• _THE DATA_:
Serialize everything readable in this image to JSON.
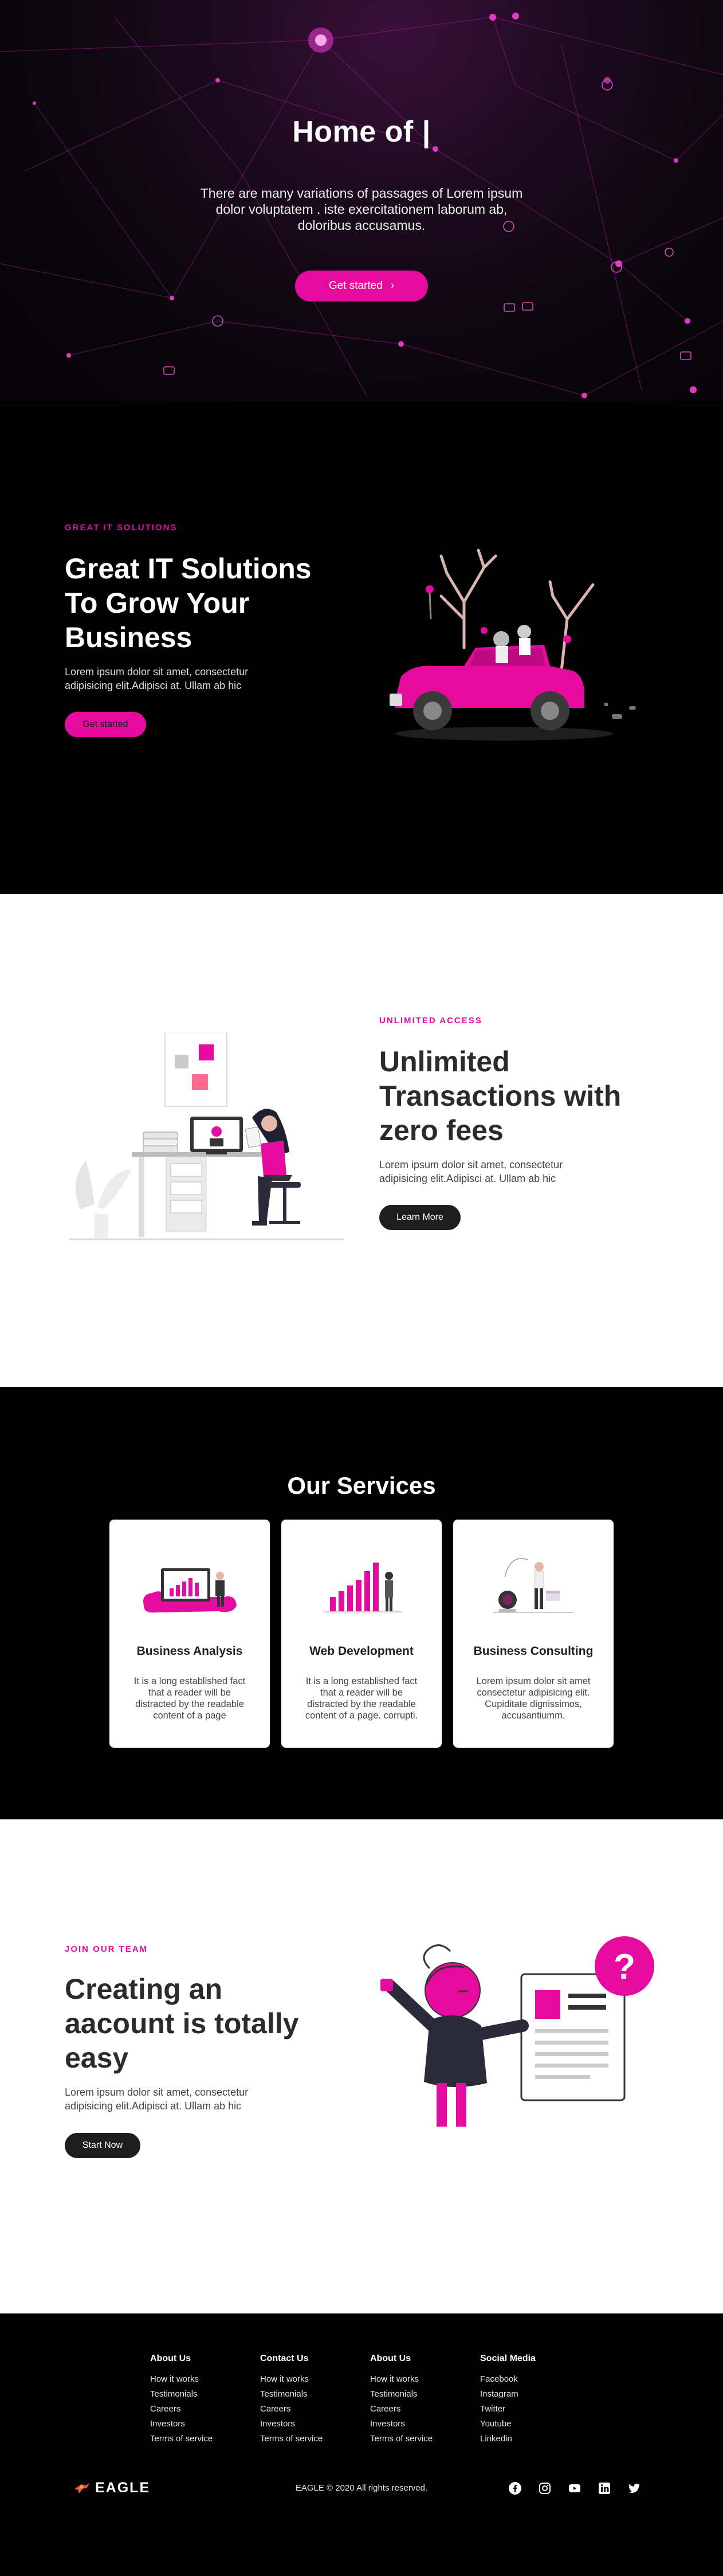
{
  "hero": {
    "title": "Home of |",
    "description": "There are many variations of passages of Lorem ipsum dolor voluptatem . iste exercitationem laborum ab, doloribus accusamus.",
    "button_label": "Get started",
    "button_arrow": "›"
  },
  "solutions": {
    "eyebrow": "GREAT IT SOLUTIONS",
    "title_lines": [
      "Great IT Solutions",
      "To Grow Your",
      "Business"
    ],
    "body": "Lorem ipsum dolor sit amet, consectetur adipisicing elit.Adipisci at. Ullam ab hic",
    "button_label": "Get started"
  },
  "access": {
    "eyebrow": "UNLIMITED ACCESS",
    "title_lines": [
      "Unlimited",
      "Transactions with",
      "zero fees"
    ],
    "body": "Lorem ipsum dolor sit amet, consectetur adipisicing elit.Adipisci at. Ullam ab hic",
    "button_label": "Learn More"
  },
  "services": {
    "title": "Our Services",
    "cards": [
      {
        "title": "Business Analysis",
        "text": "It is a long established fact that a reader will be distracted by the readable content of a page"
      },
      {
        "title": "Web Development",
        "text": "It is a long established fact that a reader will be distracted by the readable content of a page. corrupti."
      },
      {
        "title": "Business Consulting",
        "text": "Lorem ipsum dolor sit amet consectetur adipisicing elit. Cupiditate dignissimos, accusantiumm."
      }
    ]
  },
  "team": {
    "eyebrow": "JOIN OUR TEAM",
    "title_lines": [
      "Creating an",
      "aacount is totally",
      "easy"
    ],
    "body": "Lorem ipsum dolor sit amet, consectetur adipisicing elit.Adipisci at. Ullam ab hic",
    "button_label": "Start Now"
  },
  "footer": {
    "columns": [
      {
        "heading": "About Us",
        "links": [
          "How it works",
          "Testimonials",
          "Careers",
          "Investors",
          "Terms of service"
        ]
      },
      {
        "heading": "Contact Us",
        "links": [
          "How it works",
          "Testimonials",
          "Careers",
          "Investors",
          "Terms of service"
        ]
      },
      {
        "heading": "About Us",
        "links": [
          "How it works",
          "Testimonials",
          "Careers",
          "Investors",
          "Terms of service"
        ]
      },
      {
        "heading": "Social Media",
        "links": [
          "Facebook",
          "Instagram",
          "Twitter",
          "Youtube",
          "Linkedin"
        ]
      }
    ],
    "logo_text": "EAGLE",
    "copyright": "EAGLE © 2020 All rights reserved.",
    "social_icons": [
      "facebook-icon",
      "instagram-icon",
      "youtube-icon",
      "linkedin-icon",
      "twitter-icon"
    ]
  },
  "colors": {
    "accent": "#e60a9e",
    "dark": "#000000",
    "light": "#ffffff",
    "text_dark": "#2b2b2b"
  }
}
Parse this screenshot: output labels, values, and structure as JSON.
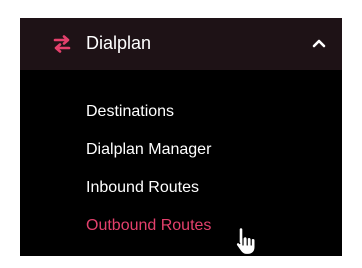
{
  "menu": {
    "title": "Dialplan",
    "icon": "exchange-arrows-icon",
    "expand_icon": "chevron-up-icon",
    "accent_color": "#e3406c",
    "items": [
      {
        "label": "Destinations",
        "active": false
      },
      {
        "label": "Dialplan Manager",
        "active": false
      },
      {
        "label": "Inbound Routes",
        "active": false
      },
      {
        "label": "Outbound Routes",
        "active": true
      }
    ]
  },
  "pointer": {
    "icon": "hand-pointer-cursor-icon"
  }
}
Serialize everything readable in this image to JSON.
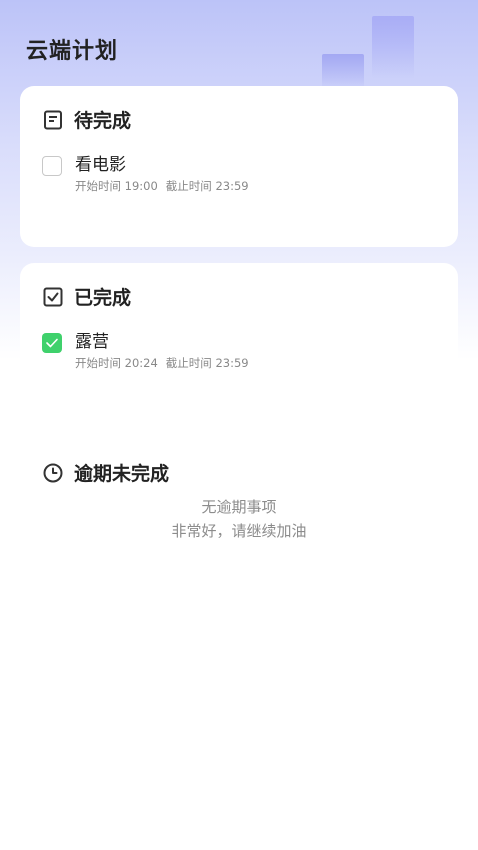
{
  "header": {
    "title": "云端计划"
  },
  "pending": {
    "title": "待完成",
    "icon": "list-doc-icon",
    "tasks": [
      {
        "title": "看电影",
        "start": "开始时间 19:00",
        "end": "截止时间 23:59",
        "checked": false
      }
    ]
  },
  "done": {
    "title": "已完成",
    "icon": "checkbox-checked-icon",
    "tasks": [
      {
        "title": "露营",
        "start": "开始时间 20:24",
        "end": "截止时间 23:59",
        "checked": true
      }
    ]
  },
  "overdue": {
    "title": "逾期未完成",
    "icon": "clock-icon",
    "empty_line1": "无逾期事项",
    "empty_line2": "非常好，请继续加油"
  },
  "colors": {
    "accent_check": "#3fd16c",
    "header_gradient_top": "#bcc3f8"
  }
}
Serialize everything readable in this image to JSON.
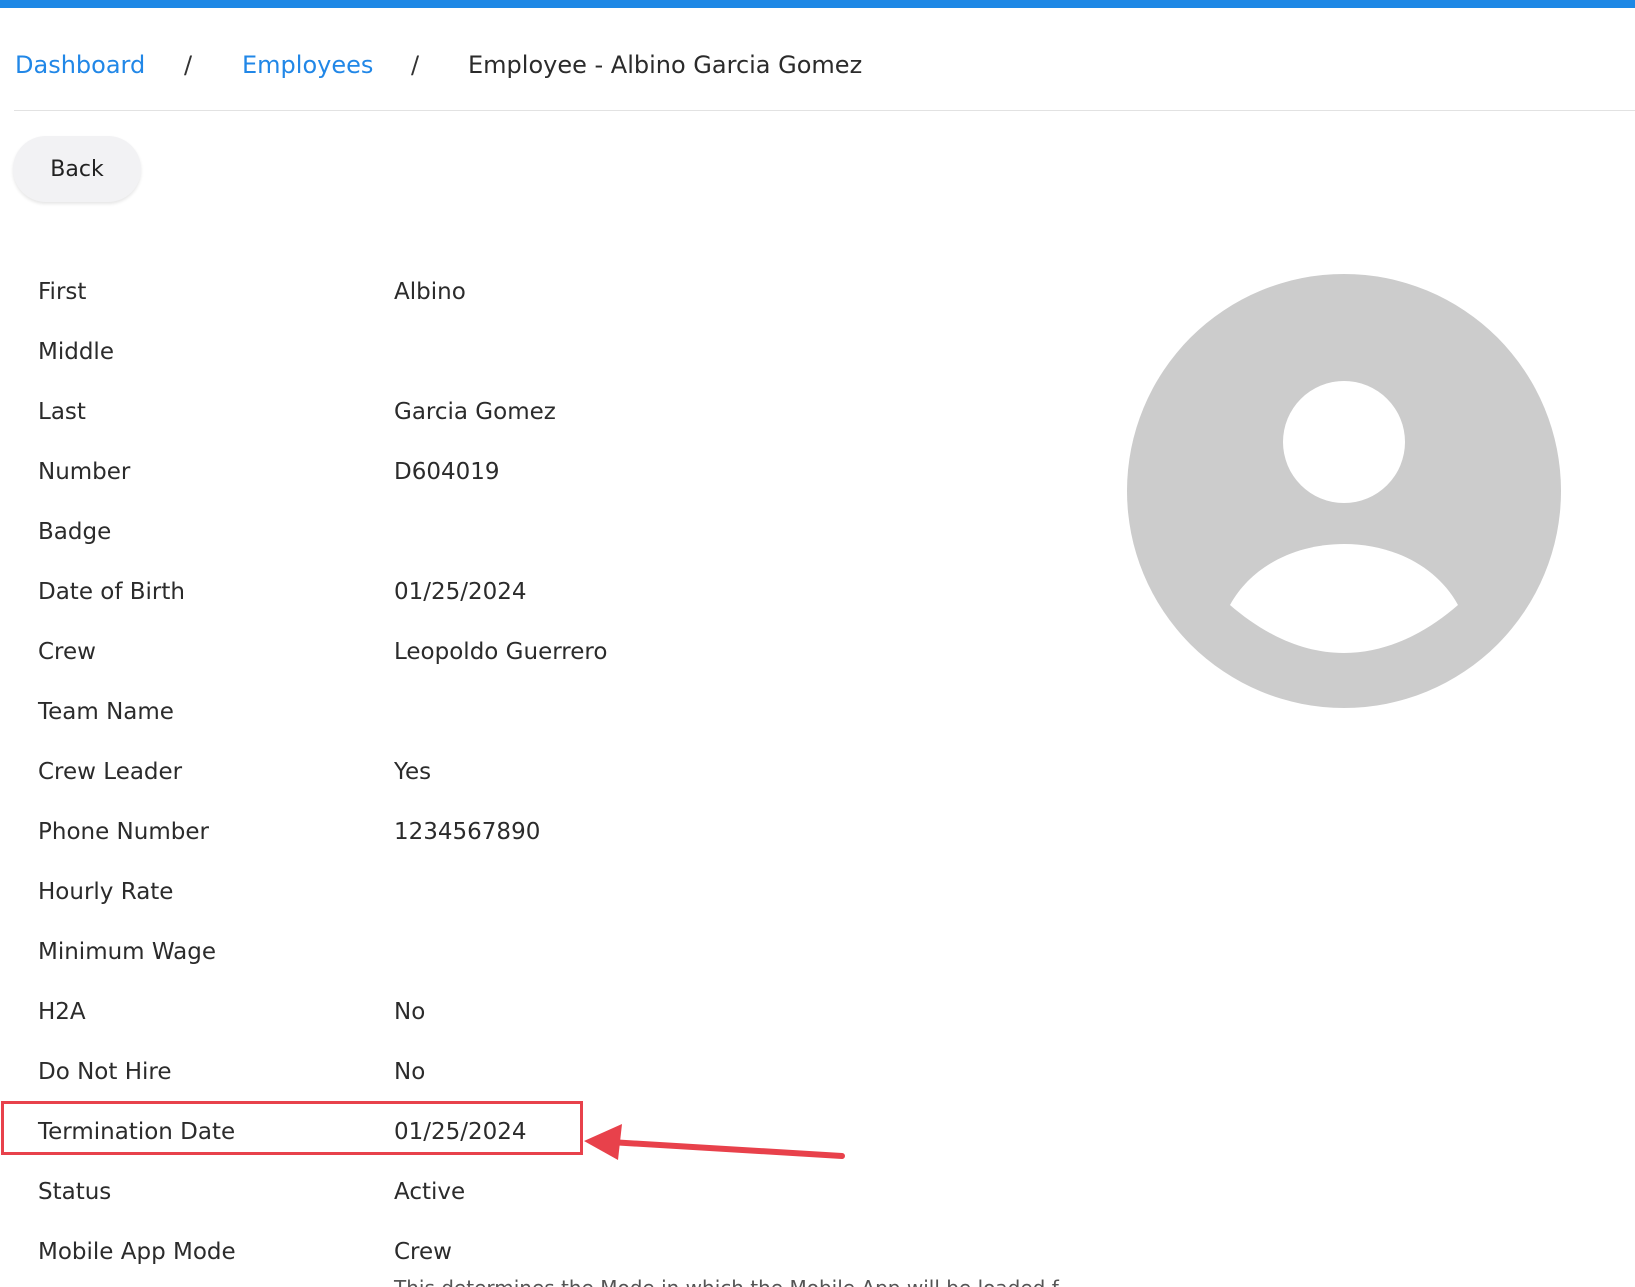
{
  "breadcrumb": {
    "dashboard": "Dashboard",
    "sep1": "/",
    "employees": "Employees",
    "sep2": "/",
    "current": "Employee - Albino Garcia Gomez"
  },
  "back_button": "Back",
  "fields": [
    {
      "label": "First",
      "value": "Albino"
    },
    {
      "label": "Middle",
      "value": ""
    },
    {
      "label": "Last",
      "value": "Garcia Gomez"
    },
    {
      "label": "Number",
      "value": "D604019"
    },
    {
      "label": "Badge",
      "value": ""
    },
    {
      "label": "Date of Birth",
      "value": "01/25/2024"
    },
    {
      "label": "Crew",
      "value": "Leopoldo Guerrero"
    },
    {
      "label": "Team Name",
      "value": ""
    },
    {
      "label": "Crew Leader",
      "value": "Yes"
    },
    {
      "label": "Phone Number",
      "value": "1234567890"
    },
    {
      "label": "Hourly Rate",
      "value": ""
    },
    {
      "label": "Minimum Wage",
      "value": ""
    },
    {
      "label": "H2A",
      "value": "No"
    },
    {
      "label": "Do Not Hire",
      "value": "No"
    },
    {
      "label": "Termination Date",
      "value": "01/25/2024"
    },
    {
      "label": "Status",
      "value": "Active"
    },
    {
      "label": "Mobile App Mode",
      "value": "Crew"
    }
  ],
  "mobile_app_mode_note": "This determines the Mode in which the Mobile App will be loaded f",
  "colors": {
    "accent": "#1e88e5",
    "link": "#2187e7",
    "highlight": "#e8414b",
    "avatar_bg": "#cccccc"
  },
  "icons": {
    "avatar": "user-avatar-icon",
    "annotation": "red-arrow-icon"
  }
}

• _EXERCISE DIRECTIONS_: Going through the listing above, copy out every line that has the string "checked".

• _RESULT FOR THIS TASK_:
        "checked": false
    "icon": "checkbox-checked-icon",
        "checked": true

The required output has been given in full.